Directions → Each record is to be reproduced verbatim.

Dataset entries →
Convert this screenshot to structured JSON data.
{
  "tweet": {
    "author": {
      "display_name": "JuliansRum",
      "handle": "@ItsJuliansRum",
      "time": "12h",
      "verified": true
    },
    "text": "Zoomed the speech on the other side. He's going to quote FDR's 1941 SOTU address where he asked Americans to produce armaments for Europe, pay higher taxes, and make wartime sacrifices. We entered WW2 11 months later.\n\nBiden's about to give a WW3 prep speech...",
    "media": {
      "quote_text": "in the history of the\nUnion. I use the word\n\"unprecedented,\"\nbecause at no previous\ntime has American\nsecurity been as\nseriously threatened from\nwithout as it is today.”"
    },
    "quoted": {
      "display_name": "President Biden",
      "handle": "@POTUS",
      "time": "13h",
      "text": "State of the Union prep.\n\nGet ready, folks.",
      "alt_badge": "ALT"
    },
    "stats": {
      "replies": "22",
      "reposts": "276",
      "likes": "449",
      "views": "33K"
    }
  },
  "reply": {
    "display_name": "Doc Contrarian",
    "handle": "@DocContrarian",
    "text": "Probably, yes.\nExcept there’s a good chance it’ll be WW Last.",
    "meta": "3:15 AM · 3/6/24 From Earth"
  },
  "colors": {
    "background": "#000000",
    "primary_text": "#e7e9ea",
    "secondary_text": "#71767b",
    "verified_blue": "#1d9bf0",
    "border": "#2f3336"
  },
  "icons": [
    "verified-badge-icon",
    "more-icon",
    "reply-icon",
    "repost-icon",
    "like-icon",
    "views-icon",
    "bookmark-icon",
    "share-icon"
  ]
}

Answer box →
Convert this screenshot to structured JSON data.
{
  "tweet": {
    "author": {
      "display_name": "JuliansRum",
      "handle": "@ItsJuliansRum",
      "time": "12h",
      "verified": true
    },
    "text": "Zoomed the speech on the other side. He's going to quote FDR's 1941 SOTU address where he asked Americans to produce armaments for Europe, pay higher taxes, and make wartime sacrifices. We entered WW2 11 months later.\n\nBiden's about to give a WW3 prep speech...",
    "media": {
      "quote_text": "in the history of the\nUnion. I use the word\n\"unprecedented,\"\nbecause at no previous\ntime has American\nsecurity been as\nseriously threatened from\nwithout as it is today.”"
    },
    "quoted": {
      "display_name": "President Biden",
      "handle": "@POTUS",
      "time": "13h",
      "text": "State of the Union prep.\n\nGet ready, folks.",
      "alt_badge": "ALT"
    },
    "stats": {
      "replies": "22",
      "reposts": "276",
      "likes": "449",
      "views": "33K"
    }
  },
  "reply": {
    "display_name": "Doc Contrarian",
    "handle": "@DocContrarian",
    "text": "Probably, yes.\nExcept there’s a good chance it’ll be WW Last.",
    "meta": "3:15 AM · 3/6/24 From Earth"
  },
  "colors": {
    "background": "#000000",
    "primary_text": "#e7e9ea",
    "secondary_text": "#71767b",
    "verified_blue": "#1d9bf0",
    "border": "#2f3336"
  },
  "icons": [
    "verified-badge-icon",
    "more-icon",
    "reply-icon",
    "repost-icon",
    "like-icon",
    "views-icon",
    "bookmark-icon",
    "share-icon"
  ]
}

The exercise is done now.